On Thursday 30 June 1955 a Sunday school special was run from Strabane to Londonderry (where the 600 passengers made the short walk to Londonderry Waterside for onward travel to Portrush). Because no trains had run since 31 December 1954 an engine was run along the line the previous day to ensure that it was safe to use.
On 23 September 1955 the UTA announced its intention to abandon the line completely. It was lifted shortly after.
Londonderry Victoria Road station was taken over by a firm of wholesale grocers.
In 1958 the GNRB was wound up and the network was divided between the UTA and the CIE (the Republic of Ireland’s nationalised railway company). This brought about the end of the CDRJC as a railway operation, the last section of line (between Strabane and Killybegs) closing on 1 January 1960. The closure did not end there as on the 15 February 1965 the UTA also closed the former GNRI route from Londonderry Foyle Road. Only the former NCC line between Londonderry Waterside and Belfast survived.
For a brief period in the early 1970s rails returned to Victoria Road station when it became the home of the North West of Ireland Railway Society. They laid track at the station site and brought in locomotives, rolling stock and a railcar. By 1980 the society had moved to the other side of the River Foyle.

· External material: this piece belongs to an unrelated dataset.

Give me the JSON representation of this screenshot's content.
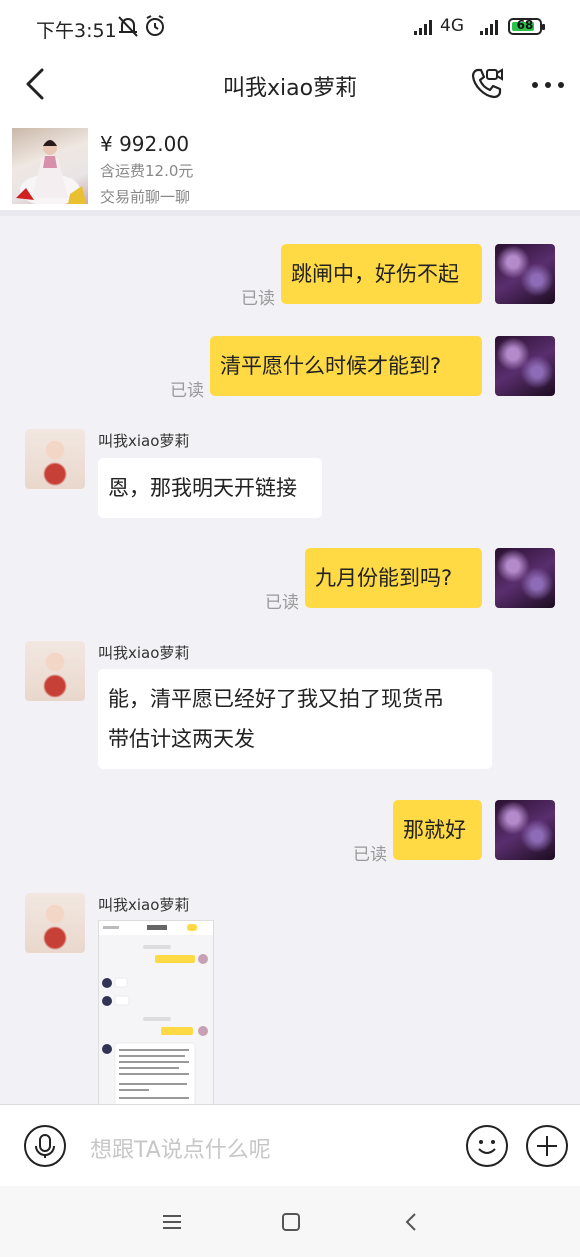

In 2017 Londonderry Victoria Road station was extant and was being used as a bathroom showroom.
Tickets from Michael Stewart and route map by Alan Young
- Johnson's Atlas & Gazetteer of the Railways of Ireland - Stephen Johnson - Midland Publishing 1997
- One Hundred and Fifty Years of Irish Railways - Fergus Mulligan - Appletree Press 1983.
- Railways in Ireland, Part 2 - Martin Bairstow 2007
- The County Donegal Railways - Dr E M Patterson - Colourpoint 2014